Then we were off to join the queue to get onto the trail, as the gate to it didn´t open up until 5.30am. Flavio made us all queue-jump which made us very unpopular and uncomfortable, as everyone else was moaning at us. After a bit of a wait though the gates opened up and the mad dash to the Sun Gate began, as we were aiming to get there to see the sun rise. Even those amongst us who felt ill went for it, barely noticing the pain because of the beautiful mountains around us. We definitely did notice the ladder-steep steps though. We were soon there, but couldn´t see Machu Picchu for clouds so we all sat down to wait for them to lift. At one point a few people screamed when a rudely-awakened snake slithered out of one of the walls, but basically we just all willed the clouds to rise.
Eventually they did and there it was. The place I´d wanted to see since I´d heard about it, the place that had been forgotten by its country until 100 years ago, and the place we´d all hiked for a painful four days to reach. I don´t think I have the words to describe the sight spread out below us, and even photographs can´t do it justice. Machu Picchu is amazing. After admiring it from the Sun Gate we began the final descent down into the city itself. We then spent a few hours exploring it with Flavio and I was bowled over. It was so well made, and has such a sad history. It really is the most magical place and I still can´t quite believe I´ve actually been there.
After having our fill there we all got the (terrifying) bus down to Aques Calientes where we had a much welcome and deserved lunch. We all enjoyed the "proper" loos, soap and cold drinks, and I managed to speak to Mum which was great.
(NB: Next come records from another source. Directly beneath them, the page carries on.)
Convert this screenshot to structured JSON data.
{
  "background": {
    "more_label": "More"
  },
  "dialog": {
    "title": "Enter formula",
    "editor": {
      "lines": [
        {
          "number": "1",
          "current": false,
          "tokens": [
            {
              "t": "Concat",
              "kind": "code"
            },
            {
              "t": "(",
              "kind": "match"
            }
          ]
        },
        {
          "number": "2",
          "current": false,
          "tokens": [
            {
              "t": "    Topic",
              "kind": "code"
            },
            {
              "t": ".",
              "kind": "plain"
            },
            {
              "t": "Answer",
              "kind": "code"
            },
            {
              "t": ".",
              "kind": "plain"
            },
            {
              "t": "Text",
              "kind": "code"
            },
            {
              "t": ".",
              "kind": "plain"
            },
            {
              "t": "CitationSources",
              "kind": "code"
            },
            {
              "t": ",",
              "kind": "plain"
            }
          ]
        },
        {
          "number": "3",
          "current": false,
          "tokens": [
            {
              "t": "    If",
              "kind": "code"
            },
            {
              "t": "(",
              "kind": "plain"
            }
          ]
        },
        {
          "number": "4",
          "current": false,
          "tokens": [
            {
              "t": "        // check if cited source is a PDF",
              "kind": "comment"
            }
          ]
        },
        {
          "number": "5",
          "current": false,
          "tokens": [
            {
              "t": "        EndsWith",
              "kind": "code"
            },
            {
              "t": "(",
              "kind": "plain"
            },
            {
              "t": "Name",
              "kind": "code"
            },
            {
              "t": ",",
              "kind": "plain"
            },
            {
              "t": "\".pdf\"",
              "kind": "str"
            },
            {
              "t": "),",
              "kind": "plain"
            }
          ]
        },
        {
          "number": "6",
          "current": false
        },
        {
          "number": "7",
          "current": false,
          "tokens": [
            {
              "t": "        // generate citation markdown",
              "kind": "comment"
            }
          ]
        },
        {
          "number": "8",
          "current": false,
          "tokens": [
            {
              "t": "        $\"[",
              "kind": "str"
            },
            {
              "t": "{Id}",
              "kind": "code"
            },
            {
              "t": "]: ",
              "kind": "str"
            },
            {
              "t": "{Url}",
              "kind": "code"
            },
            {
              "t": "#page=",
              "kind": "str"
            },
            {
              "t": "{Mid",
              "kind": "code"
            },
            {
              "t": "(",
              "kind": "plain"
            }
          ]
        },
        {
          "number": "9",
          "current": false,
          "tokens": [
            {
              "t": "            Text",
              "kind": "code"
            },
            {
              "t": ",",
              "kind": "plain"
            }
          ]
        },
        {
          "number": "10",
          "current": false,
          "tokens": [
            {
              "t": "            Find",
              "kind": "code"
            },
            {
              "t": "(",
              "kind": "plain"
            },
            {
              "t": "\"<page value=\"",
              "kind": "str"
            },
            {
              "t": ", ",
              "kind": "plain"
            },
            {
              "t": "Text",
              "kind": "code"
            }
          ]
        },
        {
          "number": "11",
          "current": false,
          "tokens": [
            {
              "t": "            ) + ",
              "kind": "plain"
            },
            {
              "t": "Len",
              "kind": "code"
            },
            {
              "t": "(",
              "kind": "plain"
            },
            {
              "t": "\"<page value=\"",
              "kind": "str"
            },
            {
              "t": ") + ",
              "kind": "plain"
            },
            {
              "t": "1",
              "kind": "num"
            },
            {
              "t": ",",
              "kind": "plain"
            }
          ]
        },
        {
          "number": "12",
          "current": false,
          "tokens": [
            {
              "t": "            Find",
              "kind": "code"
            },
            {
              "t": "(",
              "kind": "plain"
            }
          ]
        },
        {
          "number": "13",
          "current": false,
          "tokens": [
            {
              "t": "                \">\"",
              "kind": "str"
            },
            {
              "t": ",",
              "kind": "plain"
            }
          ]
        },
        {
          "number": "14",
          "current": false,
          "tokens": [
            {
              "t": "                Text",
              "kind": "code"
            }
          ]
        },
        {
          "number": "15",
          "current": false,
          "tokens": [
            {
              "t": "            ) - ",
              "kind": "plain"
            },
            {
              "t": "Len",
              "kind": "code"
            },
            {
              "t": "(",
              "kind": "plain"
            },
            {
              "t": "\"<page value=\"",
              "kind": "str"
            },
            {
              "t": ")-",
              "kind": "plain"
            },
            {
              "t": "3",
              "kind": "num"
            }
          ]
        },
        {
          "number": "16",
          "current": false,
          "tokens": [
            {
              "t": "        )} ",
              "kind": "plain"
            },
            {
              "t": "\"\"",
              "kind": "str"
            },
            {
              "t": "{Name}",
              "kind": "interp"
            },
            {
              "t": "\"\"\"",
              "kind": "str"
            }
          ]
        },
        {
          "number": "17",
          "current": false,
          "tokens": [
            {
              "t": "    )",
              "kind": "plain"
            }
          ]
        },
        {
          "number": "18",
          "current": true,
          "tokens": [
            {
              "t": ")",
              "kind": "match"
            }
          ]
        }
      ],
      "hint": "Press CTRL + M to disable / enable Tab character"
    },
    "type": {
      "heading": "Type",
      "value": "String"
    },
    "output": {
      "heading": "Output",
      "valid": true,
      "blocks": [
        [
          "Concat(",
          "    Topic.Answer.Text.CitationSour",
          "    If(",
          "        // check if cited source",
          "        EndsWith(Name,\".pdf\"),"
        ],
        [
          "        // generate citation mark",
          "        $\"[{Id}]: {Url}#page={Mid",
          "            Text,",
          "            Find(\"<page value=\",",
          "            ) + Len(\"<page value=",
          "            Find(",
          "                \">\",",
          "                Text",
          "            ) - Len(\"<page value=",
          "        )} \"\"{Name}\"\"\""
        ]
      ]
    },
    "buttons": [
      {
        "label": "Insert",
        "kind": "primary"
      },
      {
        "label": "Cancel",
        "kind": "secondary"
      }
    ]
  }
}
We then made our way back to Cuzco by train and bus, and then had showers we´d been dreaming of for days.
Last night we had dinner at Los Perros, complete with potato skins and cocktails, with John, Rachel, Lisa and Shaun from our trek. It was a lovely end to a very unusual but extremely memorable birthday.